Sunday, September 12, 2010

Michael Gove

I like the sound of what Education Minister Michael Gove is saying about introducing technical colleges where pupils who aren't academic can go at 14 and learn something that will be of use to them, such as plumbing or plastering rather than History and French. Christine Blower from the National Union of Teachers opposes the plan, which is almost the definition of a good idea.

Gove also says that he wants to get rid of the excessive health and safety as well as the compensation culture that makes teachers reluctant to do anything interesting in case a parent sues the school. He also wants to give boys more opportunity for competition, which everybody knows they thrive on, rather than wrapping them up in cotton wool.

Good on him, but let's see if he actually does any of this. He will really have his work cut and will have to take on the teaching unions, parents and lawyers.


English Pensioner said...

I'm all for Technical Colleges, but then I went to one!
I studied part time whilst working and in due course obtained my HNC in Electrical Engineering.
After a few years and some more exams, I obtained my membership of the Institution of Electrical Engineers which many employers, at the time, regarded as being preferable to a degree because it embodied "on the job" experience with good academic backing.
But these days this route is no longer available, and I believe the Professional Institutions now want a degree for membership.
Some of the now poorly regarded "Universities" were once very good Technical Colleges or Polytechnics, often supported by local industry, and held in high regarded. Now what are they?

Mark Whitehed said...

There were two kinds of techs when I was younger. The first was for post-school students, usually on day-release, and the other was for kids of secondary school age who had a fair bit of intelligence but weren't interested in pure sciences - they wanted to "mekk stuff", and often did it really well.

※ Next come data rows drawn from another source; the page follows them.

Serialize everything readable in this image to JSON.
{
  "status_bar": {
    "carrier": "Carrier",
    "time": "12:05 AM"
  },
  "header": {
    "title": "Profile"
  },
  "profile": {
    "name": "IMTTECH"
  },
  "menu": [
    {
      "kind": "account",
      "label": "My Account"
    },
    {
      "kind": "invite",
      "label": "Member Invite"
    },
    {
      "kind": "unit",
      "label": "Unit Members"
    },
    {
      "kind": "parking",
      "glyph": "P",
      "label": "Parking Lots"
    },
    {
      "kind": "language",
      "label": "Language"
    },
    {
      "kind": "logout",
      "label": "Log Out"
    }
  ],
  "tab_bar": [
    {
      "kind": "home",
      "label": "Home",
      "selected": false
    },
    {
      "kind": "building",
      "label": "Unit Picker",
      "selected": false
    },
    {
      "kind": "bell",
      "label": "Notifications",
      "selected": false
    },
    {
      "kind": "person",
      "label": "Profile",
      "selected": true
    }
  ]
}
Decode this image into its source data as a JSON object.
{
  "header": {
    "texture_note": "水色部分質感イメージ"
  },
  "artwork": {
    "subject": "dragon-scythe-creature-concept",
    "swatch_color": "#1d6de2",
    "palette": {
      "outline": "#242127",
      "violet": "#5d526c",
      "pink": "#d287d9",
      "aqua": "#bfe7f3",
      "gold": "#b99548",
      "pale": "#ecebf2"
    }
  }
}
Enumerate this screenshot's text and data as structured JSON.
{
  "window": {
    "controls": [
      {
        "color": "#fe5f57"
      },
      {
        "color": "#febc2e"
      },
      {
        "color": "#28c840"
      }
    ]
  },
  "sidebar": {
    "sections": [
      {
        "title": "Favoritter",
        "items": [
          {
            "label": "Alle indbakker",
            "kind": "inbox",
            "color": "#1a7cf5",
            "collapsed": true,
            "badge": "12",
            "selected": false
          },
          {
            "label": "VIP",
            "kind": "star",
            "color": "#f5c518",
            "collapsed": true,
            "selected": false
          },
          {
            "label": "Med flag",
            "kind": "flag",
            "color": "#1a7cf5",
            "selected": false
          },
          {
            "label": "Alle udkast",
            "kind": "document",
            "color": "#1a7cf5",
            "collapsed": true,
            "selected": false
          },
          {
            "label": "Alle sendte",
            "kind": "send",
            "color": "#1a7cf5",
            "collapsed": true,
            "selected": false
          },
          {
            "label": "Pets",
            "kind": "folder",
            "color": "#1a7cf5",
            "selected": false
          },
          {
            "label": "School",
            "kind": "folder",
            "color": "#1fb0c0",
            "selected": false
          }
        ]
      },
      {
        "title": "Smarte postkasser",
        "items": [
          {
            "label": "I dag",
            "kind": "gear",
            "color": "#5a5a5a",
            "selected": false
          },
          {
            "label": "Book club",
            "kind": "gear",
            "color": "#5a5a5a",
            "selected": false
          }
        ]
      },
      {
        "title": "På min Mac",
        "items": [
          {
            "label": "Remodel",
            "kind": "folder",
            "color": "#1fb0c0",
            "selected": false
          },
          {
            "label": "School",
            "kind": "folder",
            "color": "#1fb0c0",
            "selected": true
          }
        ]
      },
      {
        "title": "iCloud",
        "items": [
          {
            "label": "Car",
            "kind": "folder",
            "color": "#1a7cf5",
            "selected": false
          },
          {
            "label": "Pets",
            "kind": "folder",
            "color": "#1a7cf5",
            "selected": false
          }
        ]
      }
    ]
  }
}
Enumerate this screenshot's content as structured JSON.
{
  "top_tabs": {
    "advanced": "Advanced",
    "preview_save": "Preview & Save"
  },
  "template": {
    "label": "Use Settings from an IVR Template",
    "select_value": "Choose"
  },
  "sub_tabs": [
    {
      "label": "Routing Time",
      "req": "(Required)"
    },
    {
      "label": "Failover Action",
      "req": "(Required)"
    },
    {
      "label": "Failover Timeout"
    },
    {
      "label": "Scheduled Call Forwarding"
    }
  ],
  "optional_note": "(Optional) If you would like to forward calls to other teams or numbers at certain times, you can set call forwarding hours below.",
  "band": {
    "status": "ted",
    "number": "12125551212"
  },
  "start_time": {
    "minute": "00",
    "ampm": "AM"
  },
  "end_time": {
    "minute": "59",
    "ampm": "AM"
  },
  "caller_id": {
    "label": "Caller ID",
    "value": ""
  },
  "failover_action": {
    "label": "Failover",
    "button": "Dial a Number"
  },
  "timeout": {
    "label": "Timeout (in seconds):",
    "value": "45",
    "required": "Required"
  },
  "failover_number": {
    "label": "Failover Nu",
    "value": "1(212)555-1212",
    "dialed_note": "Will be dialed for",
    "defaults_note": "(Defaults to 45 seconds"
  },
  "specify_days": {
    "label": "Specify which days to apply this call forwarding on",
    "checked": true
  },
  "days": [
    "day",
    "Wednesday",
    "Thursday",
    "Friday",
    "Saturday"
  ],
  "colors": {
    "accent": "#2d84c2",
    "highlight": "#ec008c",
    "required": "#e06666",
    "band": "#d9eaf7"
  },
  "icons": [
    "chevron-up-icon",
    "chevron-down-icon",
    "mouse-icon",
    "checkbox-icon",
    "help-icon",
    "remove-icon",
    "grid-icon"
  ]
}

Sometimes these organisations were one and the same.

The Tech College was great if it was right for you. I attended a fairly recently converted polytechnic which was still essentially a Tech in many subjects, including mine (textile dyeing). Whilst it didn't really suit me, many of my fellow day-release students were very much at home. I felt better there once we'd got the "craft" side of things out of the way and we started on the more technological side of things. I still managed to fail my exams.

Later I did a Science/Maths degree through the Open University.

That was more my cup of tea, though I won't let anyone knock techs. Many "low-hopers" managed to really show their real, inate abilities after a few years at a tech.

Techs have educated many excellent engineers in particular, and have enabled so-called "ordinary" students to show their real worth in the real world by allowing their practical abilities to combine with their academic ones - many otherwise-good students are put off when all they have to work with is theory. They feel the need to get their hands REALLY dirty, as well as do the paperwork behind the grease.

Lilyofthefield said...

Gove talks the talk but can anyone think of any actual walks he's walked?

East Anglian Constable said...

This is a great idea. In fact why set the age so high at 14. As a Police Constable who had a primary school on his beat I once ran a gardening project where I visited the school for just 30 minutes once a week and took the year 4's outside. We re-lined a pond, built bird boxes, hedgehog boxes, planted bulbs and herbs and made seats. One of the boys was supposedly ADHD and a real problem in the classroom. So much so that I had a classroom assistant assigned to help me because of him. He was my star pupil, a very creative and practical boy. In the end his classroom assistant found something else to do. I am sure he would have benefited from something like this. Likewise I was a school governor at a high school for a four year stint. I know I hadn't really got a clue about what was going on in the school but I saw some young lads who were born to be excellent tradesmen. One was often getting into trouble with me in my real job on a Friday night but I'm sure he will soon have a little fleet of sign written builders vans and people working for him. I think that some youngsters need these opportunities at a young age.

Dack said...

Most of the stuff they build now - round here anyway - seems to start crumbling within five years. Cars and even boilers (I'm told) diagnose themselves via an inbuilt microchip(or whatever it is). My electrician gave up on having apprentices because 'kids want to earn what I do within six months and refuse to go down a manhole if there's a bit of a whiff.' I've just had four plumbers round to give quotes before I found one who sounded like he knew what he was talking about (there's just been some scandal in the press about a plumbing 'qualification' that costs the punter a packet but can't even get them on the job training). I'm all for it, but only if we can also go back to teaching skills proper' like.